- _What you need to do_:
From the first line to the last, restate the data word for word.

Segment Start: Data shown

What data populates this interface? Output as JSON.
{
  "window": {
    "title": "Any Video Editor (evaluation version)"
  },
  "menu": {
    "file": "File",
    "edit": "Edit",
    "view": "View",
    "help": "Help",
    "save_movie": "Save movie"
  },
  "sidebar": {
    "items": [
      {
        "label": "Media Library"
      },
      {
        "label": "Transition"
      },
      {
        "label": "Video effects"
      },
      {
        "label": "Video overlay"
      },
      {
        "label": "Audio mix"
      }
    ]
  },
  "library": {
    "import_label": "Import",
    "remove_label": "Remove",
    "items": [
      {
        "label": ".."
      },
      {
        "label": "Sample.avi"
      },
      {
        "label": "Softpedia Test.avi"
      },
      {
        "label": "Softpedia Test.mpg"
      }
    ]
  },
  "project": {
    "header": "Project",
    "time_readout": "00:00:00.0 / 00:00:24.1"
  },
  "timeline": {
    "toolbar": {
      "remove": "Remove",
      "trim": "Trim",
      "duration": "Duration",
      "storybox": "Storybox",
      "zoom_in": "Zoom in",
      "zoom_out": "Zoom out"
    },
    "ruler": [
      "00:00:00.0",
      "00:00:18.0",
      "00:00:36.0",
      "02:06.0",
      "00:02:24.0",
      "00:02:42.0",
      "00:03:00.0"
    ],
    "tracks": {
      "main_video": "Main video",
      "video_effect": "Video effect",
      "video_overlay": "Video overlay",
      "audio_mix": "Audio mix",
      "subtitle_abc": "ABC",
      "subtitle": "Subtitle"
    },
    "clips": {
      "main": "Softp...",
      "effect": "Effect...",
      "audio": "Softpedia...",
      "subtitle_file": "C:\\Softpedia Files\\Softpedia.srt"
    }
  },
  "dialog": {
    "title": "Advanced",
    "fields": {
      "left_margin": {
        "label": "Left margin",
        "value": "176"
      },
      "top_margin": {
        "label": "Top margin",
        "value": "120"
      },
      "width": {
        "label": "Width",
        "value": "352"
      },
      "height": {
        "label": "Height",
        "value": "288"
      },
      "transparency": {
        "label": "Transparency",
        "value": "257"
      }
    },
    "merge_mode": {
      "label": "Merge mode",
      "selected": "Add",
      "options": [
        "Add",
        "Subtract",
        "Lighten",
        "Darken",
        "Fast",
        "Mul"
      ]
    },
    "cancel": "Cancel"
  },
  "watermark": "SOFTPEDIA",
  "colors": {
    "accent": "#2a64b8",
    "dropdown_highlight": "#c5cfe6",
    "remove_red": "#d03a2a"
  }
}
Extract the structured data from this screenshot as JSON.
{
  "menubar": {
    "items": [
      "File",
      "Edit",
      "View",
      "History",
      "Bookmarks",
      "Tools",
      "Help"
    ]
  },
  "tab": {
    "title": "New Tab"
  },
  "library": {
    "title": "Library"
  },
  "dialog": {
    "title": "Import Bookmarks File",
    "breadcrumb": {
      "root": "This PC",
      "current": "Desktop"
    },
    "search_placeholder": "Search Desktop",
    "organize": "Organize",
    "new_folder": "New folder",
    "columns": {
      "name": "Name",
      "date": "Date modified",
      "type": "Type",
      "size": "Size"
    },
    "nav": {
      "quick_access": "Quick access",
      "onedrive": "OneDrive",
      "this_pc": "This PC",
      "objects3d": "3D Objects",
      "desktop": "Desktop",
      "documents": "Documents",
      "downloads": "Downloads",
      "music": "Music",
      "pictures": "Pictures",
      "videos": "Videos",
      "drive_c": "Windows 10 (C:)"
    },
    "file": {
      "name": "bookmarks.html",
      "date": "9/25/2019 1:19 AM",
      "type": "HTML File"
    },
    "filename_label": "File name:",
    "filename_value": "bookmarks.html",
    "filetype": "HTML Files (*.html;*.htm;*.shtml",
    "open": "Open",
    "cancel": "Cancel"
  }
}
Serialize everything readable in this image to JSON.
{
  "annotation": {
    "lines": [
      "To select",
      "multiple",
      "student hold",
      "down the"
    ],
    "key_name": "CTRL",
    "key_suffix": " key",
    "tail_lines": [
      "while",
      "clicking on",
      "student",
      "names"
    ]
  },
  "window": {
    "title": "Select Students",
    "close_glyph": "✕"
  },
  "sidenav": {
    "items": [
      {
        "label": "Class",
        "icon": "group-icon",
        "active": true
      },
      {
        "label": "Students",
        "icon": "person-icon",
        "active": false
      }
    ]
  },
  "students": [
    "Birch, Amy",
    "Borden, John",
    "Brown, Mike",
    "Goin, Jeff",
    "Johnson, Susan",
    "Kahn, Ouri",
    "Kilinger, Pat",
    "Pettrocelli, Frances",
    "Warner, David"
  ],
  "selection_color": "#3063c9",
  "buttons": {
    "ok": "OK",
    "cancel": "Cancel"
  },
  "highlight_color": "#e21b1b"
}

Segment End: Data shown

- _Task response_:
What data populates this interface? Output as JSON.
{
  "window": {
    "title": "Any Video Editor (evaluation version)"
  },
  "menu": {
    "file": "File",
    "edit": "Edit",
    "view": "View",
    "help": "Help",
    "save_movie": "Save movie"
  },
  "sidebar": {
    "items": [
      {
        "label": "Media Library"
      },
      {
        "label": "Transition"
      },
      {
        "label": "Video effects"
      },
      {
        "label": "Video overlay"
      },
      {
        "label": "Audio mix"
      }
    ]
  },
  "library": {
    "import_label": "Import",
    "remove_label": "Remove",
    "items": [
      {
        "label": ".."
      },
      {
        "label": "Sample.avi"
      },
      {
        "label": "Softpedia Test.avi"
      },
      {
        "label": "Softpedia Test.mpg"
      }
    ]
  },
  "project": {
    "header": "Project",
    "time_readout": "00:00:00.0 / 00:00:24.1"
  },
  "timeline": {
    "toolbar": {
      "remove": "Remove",
      "trim": "Trim",
      "duration": "Duration",
      "storybox": "Storybox",
      "zoom_in": "Zoom in",
      "zoom_out": "Zoom out"
    },
    "ruler": [
      "00:00:00.0",
      "00:00:18.0",
      "00:00:36.0",
      "02:06.0",
      "00:02:24.0",
      "00:02:42.0",
      "00:03:00.0"
    ],
    "tracks": {
      "main_video": "Main video",
      "video_effect": "Video effect",
      "video_overlay": "Video overlay",
      "audio_mix": "Audio mix",
      "subtitle_abc": "ABC",
      "subtitle": "Subtitle"
    },
    "clips": {
      "main": "Softp...",
      "effect": "Effect...",
      "audio": "Softpedia...",
      "subtitle_file": "C:\\Softpedia Files\\Softpedia.srt"
    }
  },
  "dialog": {
    "title": "Advanced",
    "fields": {
      "left_margin": {
        "label": "Left margin",
        "value": "176"
      },
      "top_margin": {
        "label": "Top margin",
        "value": "120"
      },
      "width": {
        "label": "Width",
        "value": "352"
      },
      "height": {
        "label": "Height",
        "value": "288"
      },
      "transparency": {
        "label": "Transparency",
        "value": "257"
      }
    },
    "merge_mode": {
      "label": "Merge mode",
      "selected": "Add",
      "options": [
        "Add",
        "Subtract",
        "Lighten",
        "Darken",
        "Fast",
        "Mul"
      ]
    },
    "cancel": "Cancel"
  },
  "watermark": "SOFTPEDIA",
  "colors": {
    "accent": "#2a64b8",
    "dropdown_highlight": "#c5cfe6",
    "remove_red": "#d03a2a"
  }
}
Extract the structured data from this screenshot as JSON.
{
  "menubar": {
    "items": [
      "File",
      "Edit",
      "View",
      "History",
      "Bookmarks",
      "Tools",
      "Help"
    ]
  },
  "tab": {
    "title": "New Tab"
  },
  "library": {
    "title": "Library"
  },
  "dialog": {
    "title": "Import Bookmarks File",
    "breadcrumb": {
      "root": "This PC",
      "current": "Desktop"
    },
    "search_placeholder": "Search Desktop",
    "organize": "Organize",
    "new_folder": "New folder",
    "columns": {
      "name": "Name",
      "date": "Date modified",
      "type": "Type",
      "size": "Size"
    },
    "nav": {
      "quick_access": "Quick access",
      "onedrive": "OneDrive",
      "this_pc": "This PC",
      "objects3d": "3D Objects",
      "desktop": "Desktop",
      "documents": "Documents",
      "downloads": "Downloads",
      "music": "Music",
      "pictures": "Pictures",
      "videos": "Videos",
      "drive_c": "Windows 10 (C:)"
    },
    "file": {
      "name": "bookmarks.html",
      "date": "9/25/2019 1:19 AM",
      "type": "HTML File"
    },
    "filename_label": "File name:",
    "filename_value": "bookmarks.html",
    "filetype": "HTML Files (*.html;*.htm;*.shtml",
    "open": "Open",
    "cancel": "Cancel"
  }
}
Serialize everything readable in this image to JSON.
{
  "annotation": {
    "lines": [
      "To select",
      "multiple",
      "student hold",
      "down the"
    ],
    "key_name": "CTRL",
    "key_suffix": " key",
    "tail_lines": [
      "while",
      "clicking on",
      "student",
      "names"
    ]
  },
  "window": {
    "title": "Select Students",
    "close_glyph": "✕"
  },
  "sidenav": {
    "items": [
      {
        "label": "Class",
        "icon": "group-icon",
        "active": true
      },
      {
        "label": "Students",
        "icon": "person-icon",
        "active": false
      }
    ]
  },
  "students": [
    "Birch, Amy",
    "Borden, John",
    "Brown, Mike",
    "Goin, Jeff",
    "Johnson, Susan",
    "Kahn, Ouri",
    "Kilinger, Pat",
    "Pettrocelli, Frances",
    "Warner, David"
  ],
  "selection_color": "#3063c9",
  "buttons": {
    "ok": "OK",
    "cancel": "Cancel"
  },
  "highlight_color": "#e21b1b"
}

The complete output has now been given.